Well. My Doctor Who nerdiness might have reached critical mass. I'm doing something I've never done before: listening to a radio play. Plus, I'm going to review it, which will be difficult as I've never reviewed something in this medium before. I listened to this while I was working out, and I'll probably listen to more, considering they distract me from the terrible boredom of working out. Alright, let's dive in.
The Eighth Doctor is surprised to see Lucie Miller suddenly materialize in the TARDIS control room. They argue for a bit, and when the Doctor attempts to drive her home, the TARDIS gets stuck on this weird planet where an asteroid strike is slowly creating a nuclear winter. They get involved in the President's attempt to reach somebody - anybody on the radio to rescue them. Unfortunately, the Daleks show up, offering a hand in friendship. But all is not as it seems.
This story represents the first two episodes of the first "series" of ongoing Eight Doctor audio adventures from Big Finish Productions, whom have held the audio license for a long time. It stars the original Eighth Doctor, Paul McGann, who does a terrific job. Apparently other Big Finish productions feature original Doctors as well, including Colin Baker, in an attempt to fix the Sixth Doctor's reputation (and he allegedly succeeds!).
This is sort of hard to review because I've never critiqued an audio drama before. Let's take a look at story basics and then take it from there. Does the story, the bare minimum of plot, make any sense? Why yes, it does. The story is twisty and features enough plot to keep the characters busy and keep them from being stagnant figuratively. It's also rather gripping, but kind of obvious in the sense that you know the Daleks had something to do with the asteroid and you know the Daleks have something up their sleeve.
What is surprising is the twist at the halfway point, the end of the first episode. This twist? I did not see coming. I was standing in the gym lifting weights and when this bomb dropped, my jaw fell open and I stopped lifting. I'm sure I looked like an idiot standing there. I quickly regained my composure and enjoyed the rest of the first episode. So yes, the story functions quite well.
Next basic: can I follow along with what's happening with no visual cues?

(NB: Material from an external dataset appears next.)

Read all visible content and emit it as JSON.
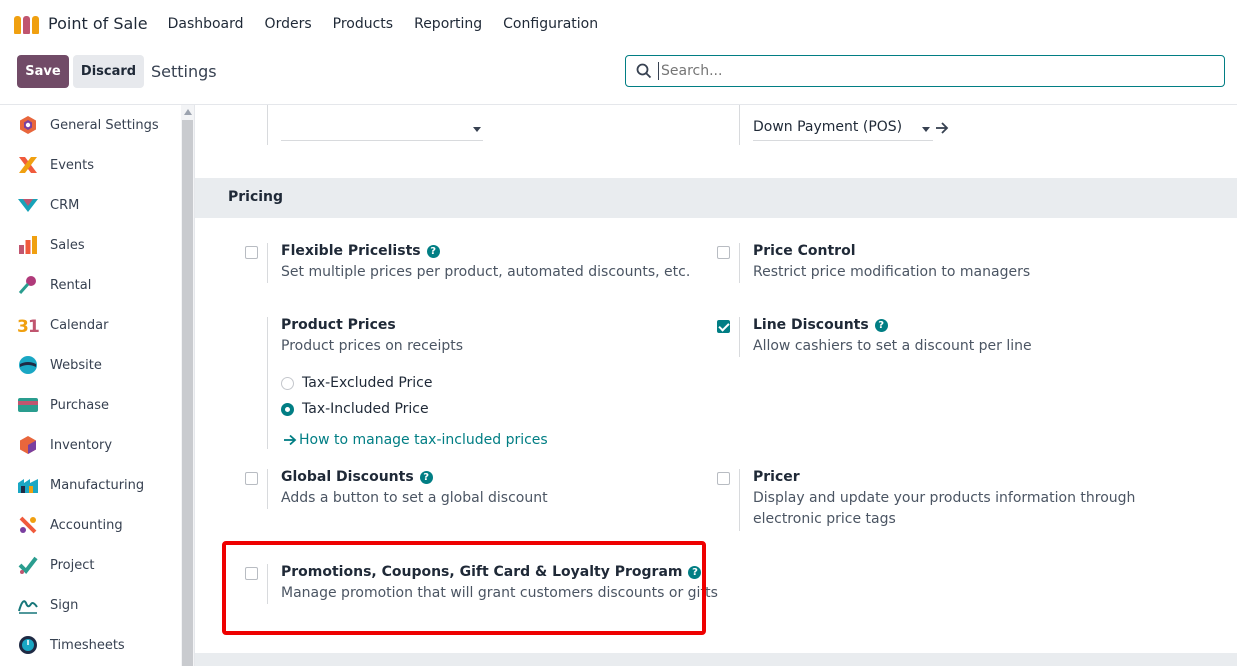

Yes... mostly. There are some instances of noises and whatnot where I had no idea what was going on, but these moments are few and far between. The beginning is a little disorientating, but I think that's the point. Also, I wasn't always sure if characters were speaking to each other or having little asides to themselves. But these are all very small things in an otherwise larger "picture". I could follow along, even while working out, and I was quite drawn into the story.
The acting is quite impressive, which would make sense if they really wanted to sell me on a Doctor Who audio production. Paul McGann's Eighth Doctor is just so different than all of the others (thank heavens) but still has obvious echoes of the Doctor: he's arrogant, he's charming, he has that sense of authority in everything he does, and he always has faith in humanity. This Doctor, however, is a bit ruthless. He engineers the death of mutant Daleks by allying with regular Daleks! That's cold blooded, son. But he's not as ruthless as Seven or even Ten at the end of Family of Blood. He's a more caring Doctor, quite unlike Six.
[Fuck me I'm a goddamn nerd. I'm like Trekkie level nerd at this point. I need a girlfriend.]
The rest of the cast is good, including the actress playing Lucie Miller. When I found out the character is supposed to be in her teens, I kind of guffawed as the actress sounds much older than that (turns out she's three years older than I am!) but this isn't a huge problem.
What's really goddamn impressive is how the Daleks sound. The production manages to give each Dalek (within a scene) a different pitch in voice, making it obvious who is talking and when. It's a small and subtle thing, but it greatly adds to the listener's comprehension. Plus, it's always exciting to hear Daleks warble "exterminate" at the Doctor.
On the whole, it's pretty good. Without any visual components to worry about, the audio productions can do big stories. But the reverse of this is also true. With no visual aspect, the action, however complex or simple, can be tough to follow. Blood of the Daleks seems to straddle this line pretty good. There's some epic stuff going on in terms of visuals that you couldn't pull off with the BBC's budget, but the writing keeps it clear enough to be entertaining.
Will I listen to another one of these? Probably. But maybe I'll listen to some Sixth Doctor ones and try and give that big galumph a chance. It's not like I have anything better to do than immerse myself further into Whovian nerdiness already. God I should just cut off my genitals - I'm never getting a girlfriend ever again at this rate. Hahaha.